BEGIN Entries shown

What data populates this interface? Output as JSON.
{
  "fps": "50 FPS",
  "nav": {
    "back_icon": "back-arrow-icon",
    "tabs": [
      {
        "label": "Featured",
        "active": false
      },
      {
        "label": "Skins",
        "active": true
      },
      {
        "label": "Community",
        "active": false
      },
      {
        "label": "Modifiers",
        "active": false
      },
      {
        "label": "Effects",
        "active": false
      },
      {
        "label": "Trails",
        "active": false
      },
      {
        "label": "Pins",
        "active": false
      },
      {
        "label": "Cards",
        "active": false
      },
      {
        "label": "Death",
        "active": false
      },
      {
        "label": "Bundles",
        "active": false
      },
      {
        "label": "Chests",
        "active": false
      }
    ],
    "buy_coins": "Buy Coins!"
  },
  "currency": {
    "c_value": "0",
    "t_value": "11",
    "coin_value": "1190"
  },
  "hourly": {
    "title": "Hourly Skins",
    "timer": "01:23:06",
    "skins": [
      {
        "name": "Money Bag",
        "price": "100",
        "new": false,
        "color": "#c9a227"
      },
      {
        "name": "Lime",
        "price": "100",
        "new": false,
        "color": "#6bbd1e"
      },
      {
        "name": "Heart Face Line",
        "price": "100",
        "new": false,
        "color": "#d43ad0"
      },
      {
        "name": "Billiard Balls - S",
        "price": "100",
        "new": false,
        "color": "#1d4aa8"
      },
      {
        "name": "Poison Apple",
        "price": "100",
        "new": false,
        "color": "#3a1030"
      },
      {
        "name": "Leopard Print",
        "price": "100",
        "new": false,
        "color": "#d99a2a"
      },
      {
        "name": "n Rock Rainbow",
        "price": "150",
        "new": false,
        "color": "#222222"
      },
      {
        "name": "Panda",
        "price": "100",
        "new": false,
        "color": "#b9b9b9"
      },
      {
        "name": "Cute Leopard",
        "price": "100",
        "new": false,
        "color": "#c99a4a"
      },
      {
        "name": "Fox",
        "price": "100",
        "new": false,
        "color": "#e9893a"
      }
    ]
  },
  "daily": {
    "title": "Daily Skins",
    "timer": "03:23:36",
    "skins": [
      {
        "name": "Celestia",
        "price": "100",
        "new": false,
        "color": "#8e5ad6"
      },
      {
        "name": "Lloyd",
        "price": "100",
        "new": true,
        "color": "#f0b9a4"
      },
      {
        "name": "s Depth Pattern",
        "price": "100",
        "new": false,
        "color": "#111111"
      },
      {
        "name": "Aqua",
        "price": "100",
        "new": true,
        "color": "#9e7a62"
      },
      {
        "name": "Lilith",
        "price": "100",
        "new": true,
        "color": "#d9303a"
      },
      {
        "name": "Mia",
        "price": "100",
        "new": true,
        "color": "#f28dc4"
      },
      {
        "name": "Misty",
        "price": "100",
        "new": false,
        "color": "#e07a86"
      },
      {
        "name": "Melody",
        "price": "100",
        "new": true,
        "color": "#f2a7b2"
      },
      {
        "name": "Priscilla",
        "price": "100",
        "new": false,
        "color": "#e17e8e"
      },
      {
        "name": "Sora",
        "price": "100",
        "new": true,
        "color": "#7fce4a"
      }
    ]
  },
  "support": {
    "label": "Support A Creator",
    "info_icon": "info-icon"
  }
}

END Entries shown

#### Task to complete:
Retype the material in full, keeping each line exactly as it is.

#### Response box:
What data populates this interface? Output as JSON.
{
  "fps": "50 FPS",
  "nav": {
    "back_icon": "back-arrow-icon",
    "tabs": [
      {
        "label": "Featured",
        "active": false
      },
      {
        "label": "Skins",
        "active": true
      },
      {
        "label": "Community",
        "active": false
      },
      {
        "label": "Modifiers",
        "active": false
      },
      {
        "label": "Effects",
        "active": false
      },
      {
        "label": "Trails",
        "active": false
      },
      {
        "label": "Pins",
        "active": false
      },
      {
        "label": "Cards",
        "active": false
      },
      {
        "label": "Death",
        "active": false
      },
      {
        "label": "Bundles",
        "active": false
      },
      {
        "label": "Chests",
        "active": false
      }
    ],
    "buy_coins": "Buy Coins!"
  },
  "currency": {
    "c_value": "0",
    "t_value": "11",
    "coin_value": "1190"
  },
  "hourly": {
    "title": "Hourly Skins",
    "timer": "01:23:06",
    "skins": [
      {
        "name": "Money Bag",
        "price": "100",
        "new": false,
        "color": "#c9a227"
      },
      {
        "name": "Lime",
        "price": "100",
        "new": false,
        "color": "#6bbd1e"
      },
      {
        "name": "Heart Face Line",
        "price": "100",
        "new": false,
        "color": "#d43ad0"
      },
      {
        "name": "Billiard Balls - S",
        "price": "100",
        "new": false,
        "color": "#1d4aa8"
      },
      {
        "name": "Poison Apple",
        "price": "100",
        "new": false,
        "color": "#3a1030"
      },
      {
        "name": "Leopard Print",
        "price": "100",
        "new": false,
        "color": "#d99a2a"
      },
      {
        "name": "n Rock Rainbow",
        "price": "150",
        "new": false,
        "color": "#222222"
      },
      {
        "name": "Panda",
        "price": "100",
        "new": false,
        "color": "#b9b9b9"
      },
      {
        "name": "Cute Leopard",
        "price": "100",
        "new": false,
        "color": "#c99a4a"
      },
      {
        "name": "Fox",
        "price": "100",
        "new": false,
        "color": "#e9893a"
      }
    ]
  },
  "daily": {
    "title": "Daily Skins",
    "timer": "03:23:36",
    "skins": [
      {
        "name": "Celestia",
        "price": "100",
        "new": false,
        "color": "#8e5ad6"
      },
      {
        "name": "Lloyd",
        "price": "100",
        "new": true,
        "color": "#f0b9a4"
      },
      {
        "name": "s Depth Pattern",
        "price": "100",
        "new": false,
        "color": "#111111"
      },
      {
        "name": "Aqua",
        "price": "100",
        "new": true,
        "color": "#9e7a62"
      },
      {
        "name": "Lilith",
        "price": "100",
        "new": true,
        "color": "#d9303a"
      },
      {
        "name": "Mia",
        "price": "100",
        "new": true,
        "color": "#f28dc4"
      },
      {
        "name": "Misty",
        "price": "100",
        "new": false,
        "color": "#e07a86"
      },
      {
        "name": "Melody",
        "price": "100",
        "new": true,
        "color": "#f2a7b2"
      },
      {
        "name": "Priscilla",
        "price": "100",
        "new": false,
        "color": "#e17e8e"
      },
      {
        "name": "Sora",
        "price": "100",
        "new": true,
        "color": "#7fce4a"
      }
    ]
  },
  "support": {
    "label": "Support A Creator",
    "info_icon": "info-icon"
  }
}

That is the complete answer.